▶ **Task material**

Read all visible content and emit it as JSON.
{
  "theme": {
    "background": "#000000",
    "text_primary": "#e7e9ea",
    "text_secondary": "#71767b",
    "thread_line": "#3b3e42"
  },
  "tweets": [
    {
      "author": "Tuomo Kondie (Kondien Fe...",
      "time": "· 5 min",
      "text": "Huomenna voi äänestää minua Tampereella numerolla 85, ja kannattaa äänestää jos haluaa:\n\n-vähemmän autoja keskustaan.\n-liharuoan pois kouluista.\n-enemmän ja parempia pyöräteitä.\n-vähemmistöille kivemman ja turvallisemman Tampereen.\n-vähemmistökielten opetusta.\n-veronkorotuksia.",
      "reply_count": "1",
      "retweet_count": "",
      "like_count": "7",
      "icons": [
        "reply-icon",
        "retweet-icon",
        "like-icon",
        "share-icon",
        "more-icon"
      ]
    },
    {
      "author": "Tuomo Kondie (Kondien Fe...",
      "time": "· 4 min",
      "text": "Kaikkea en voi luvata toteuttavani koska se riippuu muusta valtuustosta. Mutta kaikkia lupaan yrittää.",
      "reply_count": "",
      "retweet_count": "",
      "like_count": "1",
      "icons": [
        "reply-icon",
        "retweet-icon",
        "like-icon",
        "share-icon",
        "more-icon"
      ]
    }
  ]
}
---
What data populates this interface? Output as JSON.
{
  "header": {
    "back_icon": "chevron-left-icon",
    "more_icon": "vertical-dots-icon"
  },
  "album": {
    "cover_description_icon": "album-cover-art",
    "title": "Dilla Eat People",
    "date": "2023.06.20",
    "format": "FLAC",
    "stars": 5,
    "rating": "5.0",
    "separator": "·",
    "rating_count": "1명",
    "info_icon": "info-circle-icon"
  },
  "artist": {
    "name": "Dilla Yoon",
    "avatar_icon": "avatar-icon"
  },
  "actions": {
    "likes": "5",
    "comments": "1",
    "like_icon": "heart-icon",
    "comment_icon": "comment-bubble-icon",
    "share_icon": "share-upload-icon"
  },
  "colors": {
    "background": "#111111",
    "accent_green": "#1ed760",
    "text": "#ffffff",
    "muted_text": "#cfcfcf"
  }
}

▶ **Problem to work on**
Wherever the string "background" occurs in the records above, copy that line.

▶ **Task result**
    "background": "#000000",
    "background": "#111111",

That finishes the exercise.